TASK DESCRIPTION: Return the data below in full, matching every line exactly.

LISTED RECORDS:
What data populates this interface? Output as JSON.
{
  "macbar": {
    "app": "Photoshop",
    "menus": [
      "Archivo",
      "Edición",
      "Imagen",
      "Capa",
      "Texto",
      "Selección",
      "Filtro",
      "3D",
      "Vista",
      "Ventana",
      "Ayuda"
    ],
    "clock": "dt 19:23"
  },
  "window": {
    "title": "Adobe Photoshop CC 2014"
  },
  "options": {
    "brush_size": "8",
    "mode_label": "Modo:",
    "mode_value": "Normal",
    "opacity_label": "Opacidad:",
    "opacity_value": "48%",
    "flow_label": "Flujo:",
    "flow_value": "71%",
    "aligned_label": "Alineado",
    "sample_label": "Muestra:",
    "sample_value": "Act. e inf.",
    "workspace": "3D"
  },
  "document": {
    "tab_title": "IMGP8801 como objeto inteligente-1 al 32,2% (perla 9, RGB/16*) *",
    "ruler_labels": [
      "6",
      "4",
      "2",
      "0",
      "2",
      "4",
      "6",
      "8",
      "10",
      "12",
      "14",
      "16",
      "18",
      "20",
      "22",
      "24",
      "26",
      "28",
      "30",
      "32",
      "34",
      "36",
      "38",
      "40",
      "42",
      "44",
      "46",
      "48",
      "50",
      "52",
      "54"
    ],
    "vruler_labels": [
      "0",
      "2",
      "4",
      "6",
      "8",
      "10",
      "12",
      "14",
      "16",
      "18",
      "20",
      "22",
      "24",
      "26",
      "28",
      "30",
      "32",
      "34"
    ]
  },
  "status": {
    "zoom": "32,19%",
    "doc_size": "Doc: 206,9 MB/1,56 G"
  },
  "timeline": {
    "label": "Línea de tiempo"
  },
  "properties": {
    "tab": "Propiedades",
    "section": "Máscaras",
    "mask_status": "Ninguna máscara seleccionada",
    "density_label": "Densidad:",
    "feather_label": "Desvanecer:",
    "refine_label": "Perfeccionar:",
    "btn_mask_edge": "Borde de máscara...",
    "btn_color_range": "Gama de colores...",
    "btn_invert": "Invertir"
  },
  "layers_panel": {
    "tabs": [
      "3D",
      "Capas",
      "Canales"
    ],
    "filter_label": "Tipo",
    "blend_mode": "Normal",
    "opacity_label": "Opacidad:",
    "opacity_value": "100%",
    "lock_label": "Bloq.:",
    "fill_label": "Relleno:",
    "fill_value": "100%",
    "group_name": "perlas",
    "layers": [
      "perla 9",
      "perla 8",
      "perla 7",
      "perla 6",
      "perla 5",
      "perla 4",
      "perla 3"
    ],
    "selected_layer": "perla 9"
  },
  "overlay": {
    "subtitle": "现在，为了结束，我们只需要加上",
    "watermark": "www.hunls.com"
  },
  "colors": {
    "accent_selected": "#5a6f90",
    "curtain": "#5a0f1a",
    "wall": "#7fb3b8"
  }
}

OUTPUT BELOW:
What data populates this interface? Output as JSON.
{
  "macbar": {
    "app": "Photoshop",
    "menus": [
      "Archivo",
      "Edición",
      "Imagen",
      "Capa",
      "Texto",
      "Selección",
      "Filtro",
      "3D",
      "Vista",
      "Ventana",
      "Ayuda"
    ],
    "clock": "dt 19:23"
  },
  "window": {
    "title": "Adobe Photoshop CC 2014"
  },
  "options": {
    "brush_size": "8",
    "mode_label": "Modo:",
    "mode_value": "Normal",
    "opacity_label": "Opacidad:",
    "opacity_value": "48%",
    "flow_label": "Flujo:",
    "flow_value": "71%",
    "aligned_label": "Alineado",
    "sample_label": "Muestra:",
    "sample_value": "Act. e inf.",
    "workspace": "3D"
  },
  "document": {
    "tab_title": "IMGP8801 como objeto inteligente-1 al 32,2% (perla 9, RGB/16*) *",
    "ruler_labels": [
      "6",
      "4",
      "2",
      "0",
      "2",
      "4",
      "6",
      "8",
      "10",
      "12",
      "14",
      "16",
      "18",
      "20",
      "22",
      "24",
      "26",
      "28",
      "30",
      "32",
      "34",
      "36",
      "38",
      "40",
      "42",
      "44",
      "46",
      "48",
      "50",
      "52",
      "54"
    ],
    "vruler_labels": [
      "0",
      "2",
      "4",
      "6",
      "8",
      "10",
      "12",
      "14",
      "16",
      "18",
      "20",
      "22",
      "24",
      "26",
      "28",
      "30",
      "32",
      "34"
    ]
  },
  "status": {
    "zoom": "32,19%",
    "doc_size": "Doc: 206,9 MB/1,56 G"
  },
  "timeline": {
    "label": "Línea de tiempo"
  },
  "properties": {
    "tab": "Propiedades",
    "section": "Máscaras",
    "mask_status": "Ninguna máscara seleccionada",
    "density_label": "Densidad:",
    "feather_label": "Desvanecer:",
    "refine_label": "Perfeccionar:",
    "btn_mask_edge": "Borde de máscara...",
    "btn_color_range": "Gama de colores...",
    "btn_invert": "Invertir"
  },
  "layers_panel": {
    "tabs": [
      "3D",
      "Capas",
      "Canales"
    ],
    "filter_label": "Tipo",
    "blend_mode": "Normal",
    "opacity_label": "Opacidad:",
    "opacity_value": "100%",
    "lock_label": "Bloq.:",
    "fill_label": "Relleno:",
    "fill_value": "100%",
    "group_name": "perlas",
    "layers": [
      "perla 9",
      "perla 8",
      "perla 7",
      "perla 6",
      "perla 5",
      "perla 4",
      "perla 3"
    ],
    "selected_layer": "perla 9"
  },
  "overlay": {
    "subtitle": "现在，为了结束，我们只需要加上",
    "watermark": "www.hunls.com"
  },
  "colors": {
    "accent_selected": "#5a6f90",
    "curtain": "#5a0f1a",
    "wall": "#7fb3b8"
  }
}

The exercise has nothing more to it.